One more thing that sets the movie apart is the representation of the city and the people of Bangalore. It manages to capture the essence of the silicon valley of India, showing off its metropolitan character. The multi-ethnic city has been showcased in all its splendor with references to it’s never-ending, slow-moving traffic and it’s ever-busy, fast-paced life. Bangalore is described as the land where dreams come true. A place with confusing yet a pleasant climate. A city that helps one understand their dreams, explorere life and relationships. You can party, travel, gorge on all kinds of food, indulge in crazy shopping sprees and do everything that you have ever desired to do. It’s hard not to feel that the city belongs to you, as the track ‘Namma Ooru Bengaluru’ suggests.

All in all, malayali or not, as a film studies student I would urge any film enthusiast to give ‘Bangalore days’ a try. Keeping the blatant overselling aside, it leaves you with a good feeling towards the end. It’s like a breath of fresh air! It is a movie about love, life, friendship, fun, growth, understanding and acceptance. It also is a witty take on the protagonist’s life that assures to leave you touched in the end.

Swetha Venkiteswaran

Psuedo Bengali. Pseudo Malayali.

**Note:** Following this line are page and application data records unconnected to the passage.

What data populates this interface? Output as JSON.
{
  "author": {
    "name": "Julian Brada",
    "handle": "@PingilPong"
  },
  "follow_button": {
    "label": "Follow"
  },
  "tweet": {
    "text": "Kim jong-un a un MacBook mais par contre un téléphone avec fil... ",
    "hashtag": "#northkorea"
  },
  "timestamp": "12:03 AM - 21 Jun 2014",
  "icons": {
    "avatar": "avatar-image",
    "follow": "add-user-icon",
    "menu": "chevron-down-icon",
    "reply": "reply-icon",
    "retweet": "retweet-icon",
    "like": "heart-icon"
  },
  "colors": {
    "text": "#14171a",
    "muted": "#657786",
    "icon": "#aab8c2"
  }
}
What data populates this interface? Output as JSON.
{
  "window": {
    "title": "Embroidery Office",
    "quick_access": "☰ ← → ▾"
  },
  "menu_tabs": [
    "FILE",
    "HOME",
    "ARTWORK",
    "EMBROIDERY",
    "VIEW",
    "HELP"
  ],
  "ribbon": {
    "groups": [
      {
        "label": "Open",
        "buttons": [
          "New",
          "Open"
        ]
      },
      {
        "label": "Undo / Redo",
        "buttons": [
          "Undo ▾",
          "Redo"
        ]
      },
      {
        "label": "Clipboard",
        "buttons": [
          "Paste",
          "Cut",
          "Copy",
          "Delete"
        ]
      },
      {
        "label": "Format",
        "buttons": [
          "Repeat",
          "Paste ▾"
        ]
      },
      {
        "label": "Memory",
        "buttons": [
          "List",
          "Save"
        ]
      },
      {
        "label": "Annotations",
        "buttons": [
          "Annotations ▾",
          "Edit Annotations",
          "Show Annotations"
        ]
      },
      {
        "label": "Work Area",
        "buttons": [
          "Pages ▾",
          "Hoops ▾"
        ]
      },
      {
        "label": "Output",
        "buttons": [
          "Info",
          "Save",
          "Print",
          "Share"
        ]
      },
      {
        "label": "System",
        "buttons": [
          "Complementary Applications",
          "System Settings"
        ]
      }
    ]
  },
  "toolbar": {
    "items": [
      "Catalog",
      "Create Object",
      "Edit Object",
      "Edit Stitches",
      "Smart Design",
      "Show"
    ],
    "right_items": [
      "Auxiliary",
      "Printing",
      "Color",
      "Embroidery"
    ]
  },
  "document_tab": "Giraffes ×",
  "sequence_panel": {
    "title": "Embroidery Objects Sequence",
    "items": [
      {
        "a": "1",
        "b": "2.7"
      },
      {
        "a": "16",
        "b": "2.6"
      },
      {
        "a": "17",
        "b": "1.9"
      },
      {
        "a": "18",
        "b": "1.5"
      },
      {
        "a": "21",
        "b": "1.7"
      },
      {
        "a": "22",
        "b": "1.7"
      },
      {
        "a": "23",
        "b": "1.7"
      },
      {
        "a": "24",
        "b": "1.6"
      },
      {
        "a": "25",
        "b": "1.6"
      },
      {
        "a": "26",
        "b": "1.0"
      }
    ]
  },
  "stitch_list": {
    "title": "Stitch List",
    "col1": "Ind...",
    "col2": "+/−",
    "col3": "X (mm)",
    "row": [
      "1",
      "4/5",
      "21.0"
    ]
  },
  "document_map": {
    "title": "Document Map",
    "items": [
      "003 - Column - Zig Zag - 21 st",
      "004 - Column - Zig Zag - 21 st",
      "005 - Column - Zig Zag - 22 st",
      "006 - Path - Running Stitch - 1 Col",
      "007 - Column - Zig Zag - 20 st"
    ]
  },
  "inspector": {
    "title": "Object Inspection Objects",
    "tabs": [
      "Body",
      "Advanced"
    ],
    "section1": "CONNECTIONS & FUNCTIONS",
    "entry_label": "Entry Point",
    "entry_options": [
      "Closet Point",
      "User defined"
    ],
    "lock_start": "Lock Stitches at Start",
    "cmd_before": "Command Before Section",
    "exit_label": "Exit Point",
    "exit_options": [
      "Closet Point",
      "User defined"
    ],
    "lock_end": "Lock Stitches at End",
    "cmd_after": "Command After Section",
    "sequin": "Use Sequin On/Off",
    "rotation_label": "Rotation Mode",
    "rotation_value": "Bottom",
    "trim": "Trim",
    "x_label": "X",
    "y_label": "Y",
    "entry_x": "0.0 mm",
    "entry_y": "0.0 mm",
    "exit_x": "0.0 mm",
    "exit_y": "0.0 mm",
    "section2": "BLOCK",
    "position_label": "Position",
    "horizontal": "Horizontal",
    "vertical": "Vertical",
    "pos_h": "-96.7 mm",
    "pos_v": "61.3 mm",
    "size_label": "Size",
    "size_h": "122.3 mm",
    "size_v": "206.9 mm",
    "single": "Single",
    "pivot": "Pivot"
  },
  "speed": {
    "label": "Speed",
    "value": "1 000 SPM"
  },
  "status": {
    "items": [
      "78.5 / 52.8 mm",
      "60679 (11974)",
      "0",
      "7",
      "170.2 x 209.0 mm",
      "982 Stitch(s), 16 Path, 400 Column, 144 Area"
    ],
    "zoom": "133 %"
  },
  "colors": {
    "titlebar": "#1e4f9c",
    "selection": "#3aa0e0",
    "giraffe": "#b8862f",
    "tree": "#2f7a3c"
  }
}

Suffers from major ethnicity crisis. Aspiring Writer. Film enthusiast.

Latest posts by Swetha Venkiteswaran (see all)